Microsoft's Zune music player and subscription service have faced an uphill battle to capture a significant share of the Apple-dominated digital music market. But the company is nothing if not persistent.

In an effort to draw more subscribers to its Zune Pass unlimited music service, Microsoft has added a free ownership model. Anyone paying $15 per month for the Zune Pass all-you-can-eat subscription can now download and own up to 10 tracks per month as well. These tracks are free of digital rights management restrictions, meaning users can keep them after their subscription expires or burn them to a CD.

According to Chris Stephenson, GM of global marketing for Microsoft's entertainment business, adding DRM-free downloads is at least a tacit admission that the current music subscription model needs new approaches to realize its promise. He recently spoke with Billboard about the thinking behind the new offer.

1. Why did you decide to suddenly give away 10 free tracks per month with a Zune Pass subscription?
From day one, the whole discovery idea has been a big deal for us, and subscription is a way to get to that as an underlying principle. As we've looked at it, it's clear that something needed to be done to the model to add a bigger economic value. So we started looking at a bunch of different models.

2. Why this one? What does this add to the subscription model?
Based on a bunch of research we did about a year ago, we found the idea of listening to all music and keeping a number of [songs] was a resounding success. The economic value in the consumer's mind just changed, and there was a lot of enthusiasm among the labels as well.

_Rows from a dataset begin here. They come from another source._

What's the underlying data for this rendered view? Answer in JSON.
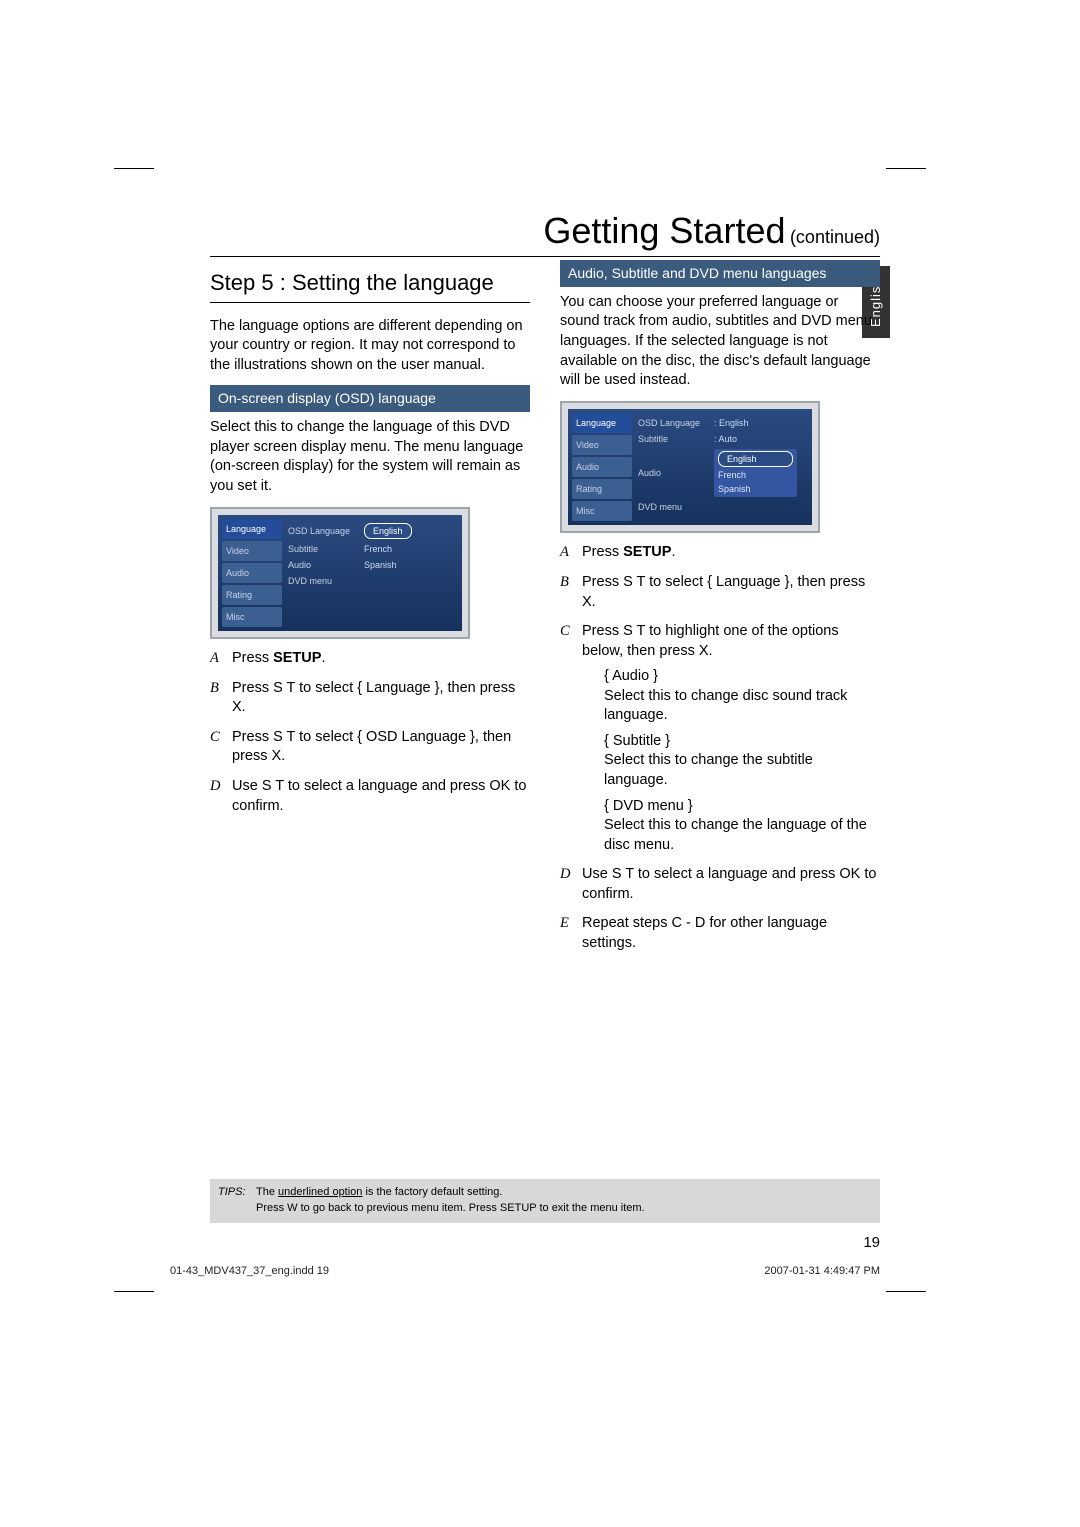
{
  "title": {
    "main": "Getting Started",
    "suffix": "(continued)"
  },
  "lang_tab": "English",
  "left": {
    "step_heading": "Step 5 : Setting the language",
    "intro": "The language options are different depending on your country or region. It may not correspond to the illustrations shown on the user manual.",
    "sub_heading": "On-screen display (OSD) language",
    "sub_body": "Select this to change the language of this DVD player screen display menu. The menu language (on-screen display) for the system will remain as you set it.",
    "menu": {
      "side": [
        "Language",
        "Video",
        "Audio",
        "Rating",
        "Misc"
      ],
      "rows": [
        {
          "lbl": "OSD Language",
          "val": "English",
          "pill": true
        },
        {
          "lbl": "Subtitle",
          "val": "French"
        },
        {
          "lbl": "Audio",
          "val": "Spanish"
        },
        {
          "lbl": "DVD menu",
          "val": ""
        }
      ]
    },
    "steps": [
      {
        "m": "A",
        "pre": "Press ",
        "kw": "SETUP",
        "post": "."
      },
      {
        "m": "B",
        "text": "Press  S  T to select { Language }, then press  X."
      },
      {
        "m": "C",
        "text": "Press  S  T to select { OSD Language }, then press  X."
      },
      {
        "m": "D",
        "text": "Use  S  T to select a language and press OK to confirm."
      }
    ]
  },
  "right": {
    "sub_heading": "Audio, Subtitle and DVD menu languages",
    "intro": "You can choose your preferred language or sound track from audio, subtitles and DVD menu languages. If the selected language is not available on the disc, the disc's default language will be used instead.",
    "menu": {
      "side": [
        "Language",
        "Video",
        "Audio",
        "Rating",
        "Misc"
      ],
      "rows": [
        {
          "lbl": "OSD Language",
          "val": ": English"
        },
        {
          "lbl": "Subtitle",
          "val": ": Auto"
        },
        {
          "lbl": "Audio",
          "box": [
            "English",
            "French",
            "Spanish"
          ],
          "pill_idx": 0
        },
        {
          "lbl": "DVD menu",
          "val": ""
        }
      ]
    },
    "steps": [
      {
        "m": "A",
        "pre": "Press ",
        "kw": "SETUP",
        "post": "."
      },
      {
        "m": "B",
        "text": "Press  S  T to select { Language }, then press  X."
      },
      {
        "m": "C",
        "text": "Press  S  T to highlight one of the options below, then press  X."
      },
      {
        "m": "D",
        "text": "Use  S  T to select a language and press OK to confirm."
      },
      {
        "m": "E",
        "text": "Repeat steps C - D for other language settings."
      }
    ],
    "options": [
      {
        "label": "{ Audio }",
        "desc": "Select this to change disc sound track language."
      },
      {
        "label": "{ Subtitle  }",
        "desc": "Select this to change the subtitle language."
      },
      {
        "label": "{ DVD menu  }",
        "desc": "Select this to change the language of the disc menu."
      }
    ]
  },
  "tips": {
    "label": "TIPS:",
    "line1a": "The ",
    "line1u": "underlined option",
    "line1b": " is the factory default setting.",
    "line2": "Press  W to go back to previous menu item. Press SETUP to exit the menu item."
  },
  "page_number": "19",
  "footer_left": "01-43_MDV437_37_eng.indd   19",
  "footer_right": "2007-01-31   4:49:47 PM"
}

We feel it will really change the way people think about subscription.

3. Don't music subscribers tend to buy more music than nonsubscribers?

Click here for the full article, which includes how the company is paying for the free tracks offer, the strategy behind the move and more.